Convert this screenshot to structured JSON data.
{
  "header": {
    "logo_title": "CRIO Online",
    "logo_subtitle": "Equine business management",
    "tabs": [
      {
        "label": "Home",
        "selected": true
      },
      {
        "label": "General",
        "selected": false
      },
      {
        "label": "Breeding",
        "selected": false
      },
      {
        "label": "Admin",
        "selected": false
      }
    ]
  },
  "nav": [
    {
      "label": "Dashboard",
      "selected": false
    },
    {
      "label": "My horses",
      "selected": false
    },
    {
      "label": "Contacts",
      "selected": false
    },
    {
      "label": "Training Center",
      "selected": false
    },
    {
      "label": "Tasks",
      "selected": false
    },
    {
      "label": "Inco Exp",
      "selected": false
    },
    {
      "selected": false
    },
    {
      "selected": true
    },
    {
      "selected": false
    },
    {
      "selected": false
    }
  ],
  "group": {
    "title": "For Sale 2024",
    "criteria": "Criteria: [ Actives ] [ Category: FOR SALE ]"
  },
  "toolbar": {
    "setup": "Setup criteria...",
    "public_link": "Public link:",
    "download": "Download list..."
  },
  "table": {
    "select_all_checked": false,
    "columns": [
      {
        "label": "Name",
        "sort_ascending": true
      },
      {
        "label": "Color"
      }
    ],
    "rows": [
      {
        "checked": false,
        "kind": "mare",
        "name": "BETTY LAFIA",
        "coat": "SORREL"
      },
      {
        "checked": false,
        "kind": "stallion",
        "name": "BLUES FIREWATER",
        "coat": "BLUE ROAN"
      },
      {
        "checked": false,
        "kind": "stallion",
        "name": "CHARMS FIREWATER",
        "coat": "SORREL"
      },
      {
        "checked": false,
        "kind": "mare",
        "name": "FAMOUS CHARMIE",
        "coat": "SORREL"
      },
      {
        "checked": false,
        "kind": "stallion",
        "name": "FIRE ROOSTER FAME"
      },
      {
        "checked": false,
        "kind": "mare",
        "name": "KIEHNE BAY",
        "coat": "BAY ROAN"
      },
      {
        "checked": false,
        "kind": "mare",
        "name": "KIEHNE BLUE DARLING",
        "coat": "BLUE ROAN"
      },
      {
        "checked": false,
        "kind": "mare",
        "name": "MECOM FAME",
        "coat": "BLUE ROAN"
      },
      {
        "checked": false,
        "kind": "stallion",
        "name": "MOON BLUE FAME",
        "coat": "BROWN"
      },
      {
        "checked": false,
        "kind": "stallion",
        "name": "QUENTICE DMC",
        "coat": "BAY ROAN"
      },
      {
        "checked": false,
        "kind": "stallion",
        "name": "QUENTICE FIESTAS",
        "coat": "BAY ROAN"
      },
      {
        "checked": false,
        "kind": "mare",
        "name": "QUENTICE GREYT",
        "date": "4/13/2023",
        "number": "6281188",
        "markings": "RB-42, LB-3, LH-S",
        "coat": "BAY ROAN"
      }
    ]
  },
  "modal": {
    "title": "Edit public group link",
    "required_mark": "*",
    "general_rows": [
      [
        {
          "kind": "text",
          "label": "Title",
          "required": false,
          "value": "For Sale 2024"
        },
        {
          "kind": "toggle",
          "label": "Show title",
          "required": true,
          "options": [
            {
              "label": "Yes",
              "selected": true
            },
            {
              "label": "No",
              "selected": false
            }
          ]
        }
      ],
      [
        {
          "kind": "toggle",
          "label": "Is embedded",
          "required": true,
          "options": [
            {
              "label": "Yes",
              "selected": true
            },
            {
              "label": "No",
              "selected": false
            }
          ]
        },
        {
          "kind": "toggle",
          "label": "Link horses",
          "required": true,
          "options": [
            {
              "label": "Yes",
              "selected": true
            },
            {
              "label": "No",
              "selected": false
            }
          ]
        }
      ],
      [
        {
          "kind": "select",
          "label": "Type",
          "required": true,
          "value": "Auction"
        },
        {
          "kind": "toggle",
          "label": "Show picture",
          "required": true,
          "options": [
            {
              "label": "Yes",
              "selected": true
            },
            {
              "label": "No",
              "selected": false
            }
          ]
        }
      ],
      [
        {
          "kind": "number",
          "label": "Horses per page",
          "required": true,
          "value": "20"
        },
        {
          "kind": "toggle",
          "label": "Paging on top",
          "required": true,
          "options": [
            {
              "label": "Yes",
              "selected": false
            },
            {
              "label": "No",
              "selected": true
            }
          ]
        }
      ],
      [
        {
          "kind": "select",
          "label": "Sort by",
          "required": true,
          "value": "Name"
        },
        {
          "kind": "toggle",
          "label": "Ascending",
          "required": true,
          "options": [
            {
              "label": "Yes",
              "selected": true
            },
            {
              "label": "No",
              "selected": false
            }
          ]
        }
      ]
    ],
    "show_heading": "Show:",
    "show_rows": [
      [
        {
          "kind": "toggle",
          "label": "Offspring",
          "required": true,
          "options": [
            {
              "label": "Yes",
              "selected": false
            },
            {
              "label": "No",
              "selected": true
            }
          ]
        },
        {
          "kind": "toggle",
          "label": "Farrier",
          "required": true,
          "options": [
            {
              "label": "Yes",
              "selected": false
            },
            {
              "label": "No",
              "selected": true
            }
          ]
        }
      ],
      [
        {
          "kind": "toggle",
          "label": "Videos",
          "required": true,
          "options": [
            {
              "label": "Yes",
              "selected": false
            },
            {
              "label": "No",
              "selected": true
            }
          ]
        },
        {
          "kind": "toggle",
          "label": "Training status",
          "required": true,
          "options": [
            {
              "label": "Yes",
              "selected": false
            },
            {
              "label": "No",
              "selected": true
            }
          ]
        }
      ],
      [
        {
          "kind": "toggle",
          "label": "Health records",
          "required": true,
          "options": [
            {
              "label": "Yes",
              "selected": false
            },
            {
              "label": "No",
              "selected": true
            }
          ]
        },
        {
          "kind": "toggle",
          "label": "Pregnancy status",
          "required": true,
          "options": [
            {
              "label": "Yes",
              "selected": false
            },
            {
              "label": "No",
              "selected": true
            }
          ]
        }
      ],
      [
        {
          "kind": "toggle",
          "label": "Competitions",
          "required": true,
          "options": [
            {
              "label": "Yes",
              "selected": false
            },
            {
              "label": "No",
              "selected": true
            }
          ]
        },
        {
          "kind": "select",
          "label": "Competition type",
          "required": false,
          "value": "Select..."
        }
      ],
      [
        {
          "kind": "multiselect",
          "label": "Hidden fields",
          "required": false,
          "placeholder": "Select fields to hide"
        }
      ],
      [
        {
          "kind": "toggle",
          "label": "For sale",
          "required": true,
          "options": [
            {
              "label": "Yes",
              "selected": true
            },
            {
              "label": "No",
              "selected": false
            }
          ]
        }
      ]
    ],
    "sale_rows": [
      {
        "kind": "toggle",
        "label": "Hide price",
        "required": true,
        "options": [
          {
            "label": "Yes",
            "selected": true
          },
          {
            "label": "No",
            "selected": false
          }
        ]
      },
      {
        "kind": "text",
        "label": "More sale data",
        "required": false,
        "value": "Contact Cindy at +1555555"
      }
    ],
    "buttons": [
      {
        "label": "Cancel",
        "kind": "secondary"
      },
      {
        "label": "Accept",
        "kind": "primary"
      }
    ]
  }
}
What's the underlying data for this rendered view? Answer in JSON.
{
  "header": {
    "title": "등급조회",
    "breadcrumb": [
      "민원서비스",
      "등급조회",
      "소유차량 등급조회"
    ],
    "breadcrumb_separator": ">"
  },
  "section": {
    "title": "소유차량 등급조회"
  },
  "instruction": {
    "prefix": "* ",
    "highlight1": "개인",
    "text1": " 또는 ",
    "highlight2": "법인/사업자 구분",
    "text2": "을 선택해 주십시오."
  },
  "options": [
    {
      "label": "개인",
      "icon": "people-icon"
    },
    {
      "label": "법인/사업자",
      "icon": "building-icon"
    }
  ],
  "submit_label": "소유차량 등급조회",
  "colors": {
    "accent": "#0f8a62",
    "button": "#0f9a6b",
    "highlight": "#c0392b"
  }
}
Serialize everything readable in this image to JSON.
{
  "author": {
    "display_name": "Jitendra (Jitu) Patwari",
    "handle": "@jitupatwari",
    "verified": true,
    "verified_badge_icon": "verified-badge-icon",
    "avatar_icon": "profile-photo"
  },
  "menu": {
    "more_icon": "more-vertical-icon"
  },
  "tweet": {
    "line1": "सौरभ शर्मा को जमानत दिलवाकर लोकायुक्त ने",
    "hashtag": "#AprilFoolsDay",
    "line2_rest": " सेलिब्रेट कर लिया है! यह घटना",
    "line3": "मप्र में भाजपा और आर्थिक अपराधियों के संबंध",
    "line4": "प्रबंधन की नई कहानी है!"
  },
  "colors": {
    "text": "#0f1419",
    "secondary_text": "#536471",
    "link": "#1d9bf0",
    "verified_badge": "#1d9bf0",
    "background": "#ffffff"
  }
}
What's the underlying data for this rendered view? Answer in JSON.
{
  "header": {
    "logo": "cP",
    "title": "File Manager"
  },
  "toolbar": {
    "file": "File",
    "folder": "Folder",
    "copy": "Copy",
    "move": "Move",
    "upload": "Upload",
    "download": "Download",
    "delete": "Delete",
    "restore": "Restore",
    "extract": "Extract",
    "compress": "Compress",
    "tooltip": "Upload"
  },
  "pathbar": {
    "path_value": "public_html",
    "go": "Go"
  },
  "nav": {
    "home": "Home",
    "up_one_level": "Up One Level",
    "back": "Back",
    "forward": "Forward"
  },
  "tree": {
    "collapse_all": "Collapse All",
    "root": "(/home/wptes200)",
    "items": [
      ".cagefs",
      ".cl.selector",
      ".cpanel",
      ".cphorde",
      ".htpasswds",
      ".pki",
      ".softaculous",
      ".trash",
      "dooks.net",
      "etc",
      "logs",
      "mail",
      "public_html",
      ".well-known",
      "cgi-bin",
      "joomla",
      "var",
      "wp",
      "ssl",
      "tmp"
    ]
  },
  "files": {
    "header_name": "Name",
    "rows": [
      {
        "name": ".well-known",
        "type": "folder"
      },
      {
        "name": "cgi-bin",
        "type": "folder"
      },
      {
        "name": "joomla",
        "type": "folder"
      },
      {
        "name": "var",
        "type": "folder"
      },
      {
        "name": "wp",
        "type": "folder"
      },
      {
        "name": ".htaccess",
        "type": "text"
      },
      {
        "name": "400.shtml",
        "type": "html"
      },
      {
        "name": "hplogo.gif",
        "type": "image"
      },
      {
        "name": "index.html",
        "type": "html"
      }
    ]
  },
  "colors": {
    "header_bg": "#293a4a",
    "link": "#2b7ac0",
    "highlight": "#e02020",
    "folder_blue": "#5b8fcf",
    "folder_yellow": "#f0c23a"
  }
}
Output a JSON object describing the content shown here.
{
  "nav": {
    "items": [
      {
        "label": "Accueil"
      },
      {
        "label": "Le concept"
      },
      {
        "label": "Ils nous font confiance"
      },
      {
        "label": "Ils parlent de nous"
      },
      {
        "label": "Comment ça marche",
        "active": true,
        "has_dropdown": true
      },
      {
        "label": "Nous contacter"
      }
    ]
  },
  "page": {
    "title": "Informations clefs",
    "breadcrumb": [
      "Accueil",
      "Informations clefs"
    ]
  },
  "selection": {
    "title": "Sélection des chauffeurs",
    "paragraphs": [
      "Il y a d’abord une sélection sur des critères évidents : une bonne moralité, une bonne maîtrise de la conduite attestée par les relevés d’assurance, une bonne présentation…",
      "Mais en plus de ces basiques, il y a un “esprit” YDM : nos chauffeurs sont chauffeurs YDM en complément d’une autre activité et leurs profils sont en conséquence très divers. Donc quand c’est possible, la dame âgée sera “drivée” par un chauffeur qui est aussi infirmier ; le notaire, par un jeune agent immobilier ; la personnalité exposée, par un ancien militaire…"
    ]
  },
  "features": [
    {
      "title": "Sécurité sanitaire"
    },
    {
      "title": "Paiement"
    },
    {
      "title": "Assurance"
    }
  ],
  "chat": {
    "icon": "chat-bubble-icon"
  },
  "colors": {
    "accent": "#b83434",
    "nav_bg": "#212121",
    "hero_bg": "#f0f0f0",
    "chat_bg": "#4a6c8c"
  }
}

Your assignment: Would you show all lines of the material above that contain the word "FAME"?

Reply:
        "name": "FIRE ROOSTER FAME"
        "name": "MECOM FAME",
        "name": "MOON BLUE FAME",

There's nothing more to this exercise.